Using IDS properly
Effective IDS has 3 criteria:
- Higher pitch (tone of voice) compared to usual
- Intonation contours are curvy; tone shifts rapidly from high to low, which makes it sound me happy and upbeat
- Sentences are spoken as a slower pace, as this allows the child time to process and participate in social interaction
Impact of IDS on language development
Helps baby listen and differentiate between different words
Babies listening to their parents talk is the equivalent to an adult trying to learn a foreign language. Parents need to elongate their pronunciation and pause after every word; this can help your child realize where different words start and end. As a result, babies often learn how to recognize and pronounce words faster. Studies show that 2 year olds spoken to in IDS had a wider average range of vocabulary (100 words) compared to the control group (60 words).
IDS is socially captivating
Babies prefer hearing IDS. The more exaggerated the tone of voice, the more socially engaged your baby is in the conversation. The slow pace of the conversation allows your baby to be present and engaged in the social interaction. Engagement is important because babies need to be engaged to learn a language. Studies have found that when there is more variance in voice pitch, babies are more likely to babble and coo in response. Although they are not using real words, they are learning the give-and-take of a conversation, and in turn, are gaining social experiences.
The big picture
Early language skills are a strong predictor of subsequent language development.
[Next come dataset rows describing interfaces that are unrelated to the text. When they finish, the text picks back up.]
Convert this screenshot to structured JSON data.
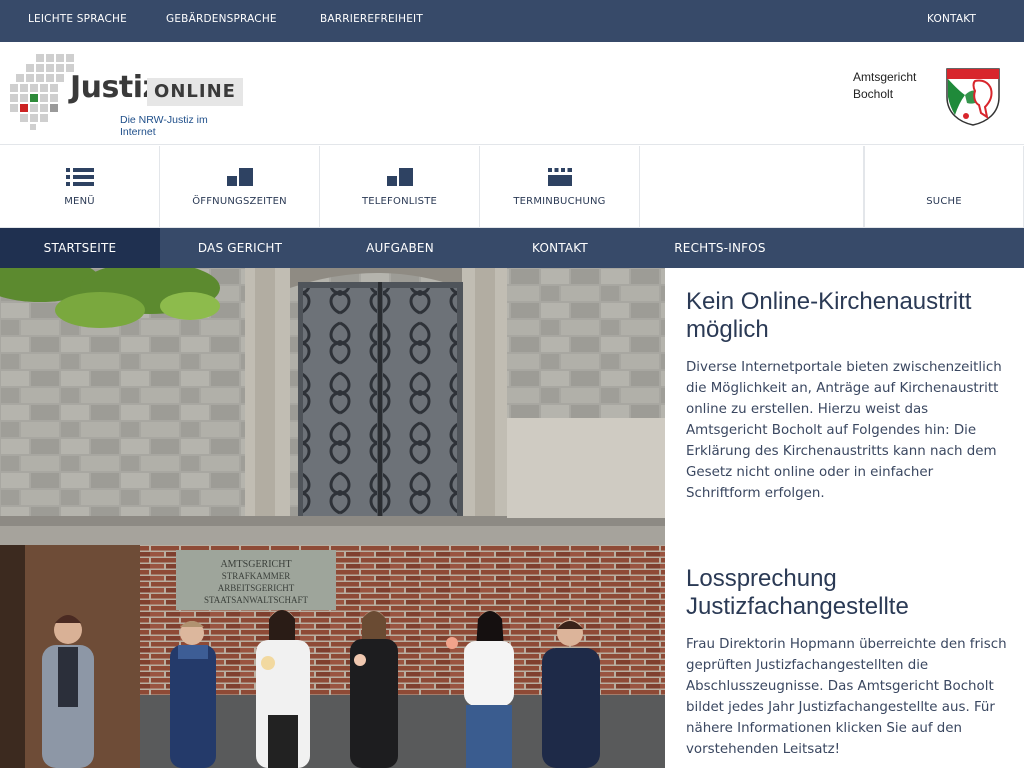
{
  "topbar": {
    "leichte_sprache": "Leichte Sprache",
    "gebaerdensprache": "Gebärdensprache",
    "barrierefreiheit": "Barrierefreiheit",
    "kontakt": "Kontakt"
  },
  "logo": {
    "word": "Justiz-",
    "online": "ONLINE",
    "tagline": "Die NRW-Justiz im Internet"
  },
  "court": {
    "line1": "Amtsgericht",
    "line2": "Bocholt"
  },
  "quicknav": {
    "menu": "Menü",
    "opening_hours": "Öffnungszeiten",
    "phone_list": "Telefonliste",
    "appointments": "Terminbuchung",
    "search": "Suche"
  },
  "mainnav": {
    "items": [
      "Startseite",
      "Das Gericht",
      "Aufgaben",
      "Kontakt",
      "Rechts-Infos"
    ],
    "active": "Startseite"
  },
  "articles": [
    {
      "title": "Kein Online-Kirchenaustritt möglich",
      "text": "Diverse Internetportale bieten zwischenzeitlich die Möglichkeit an, Anträge auf Kirchenaustritt online zu erstellen. Hierzu weist das Amtsgericht Bocholt auf Folgendes hin: Die Erklärung des Kirchenaustritts kann nach dem Gesetz nicht online oder in einfacher Schriftform erfolgen."
    },
    {
      "title": "Lossprechung Justizfachangestellte",
      "text": "Frau Direktorin Hopmann überreichte den frisch geprüften Justizfachangestellten die Abschlusszeugnisse. Das Amtsgericht Bocholt bildet jedes Jahr Justizfachangestellte aus. Für nähere Informationen klicken Sie auf den vorstehenden Leitsatz!"
    }
  ],
  "photo2_sign": {
    "line1": "AMTSGERICHT",
    "line2": "STRAFKAMMER",
    "line3": "ARBEITSGERICHT",
    "line4": "STAATSANWALTSCHAFT"
  },
  "colors": {
    "nav_bg": "#374a69",
    "nav_active": "#1f3050",
    "text": "#2b3a55"
  }
}
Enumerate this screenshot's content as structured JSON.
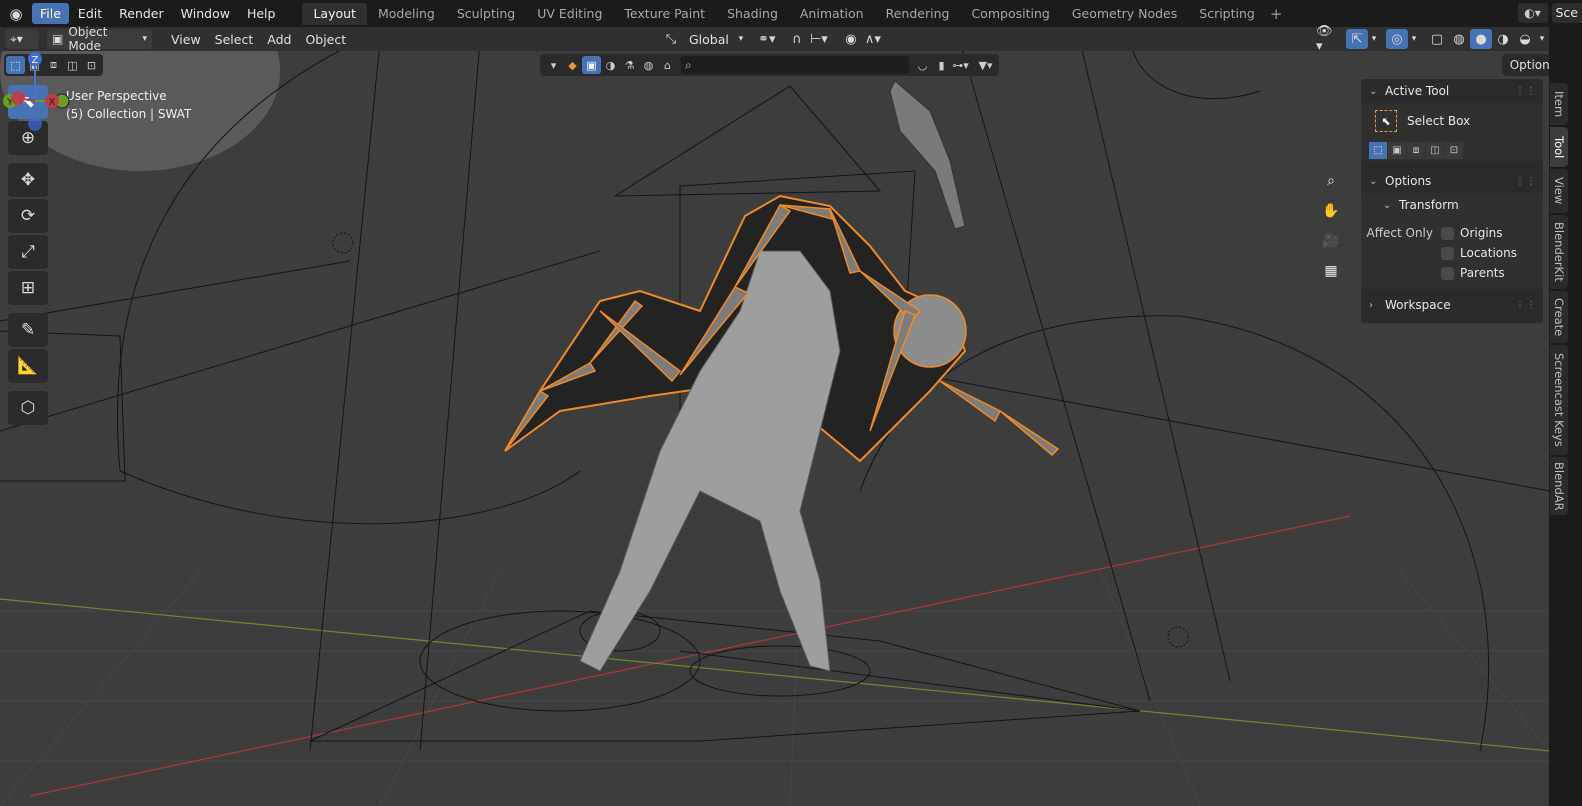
{
  "topbar": {
    "menus": [
      "File",
      "Edit",
      "Render",
      "Window",
      "Help"
    ],
    "workspaces": [
      "Layout",
      "Modeling",
      "Sculpting",
      "UV Editing",
      "Texture Paint",
      "Shading",
      "Animation",
      "Rendering",
      "Compositing",
      "Geometry Nodes",
      "Scripting"
    ],
    "add_icon": "+",
    "scene_label": "Sce"
  },
  "header": {
    "mode": "Object Mode",
    "menus": [
      "View",
      "Select",
      "Add",
      "Object"
    ],
    "transform_orientation": "Global",
    "options_label": "Options"
  },
  "viewport": {
    "perspective_label": "User Perspective",
    "collection_label": "(5) Collection | SWAT",
    "gizmo_axes": [
      "Z",
      "Y",
      "X"
    ]
  },
  "npanel": {
    "active_tool_header": "Active Tool",
    "tool_name": "Select Box",
    "options_header": "Options",
    "transform_header": "Transform",
    "affect_only_label": "Affect Only",
    "checkboxes": [
      "Origins",
      "Locations",
      "Parents"
    ],
    "workspace_header": "Workspace"
  },
  "side_tabs": [
    "Item",
    "Tool",
    "View",
    "BlenderKit",
    "Create",
    "Screencast Keys",
    "BlendAR"
  ],
  "colors": {
    "accent": "#4772b3",
    "selection_orange": "#f08a24",
    "grid_red": "#a83a3a",
    "grid_green": "#6b8a2e"
  }
}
Early improvements in language skills could have a positive domino effect on future speech development. Who could’ve known that ‘baby talk’ has such a significant effect on language and speech development?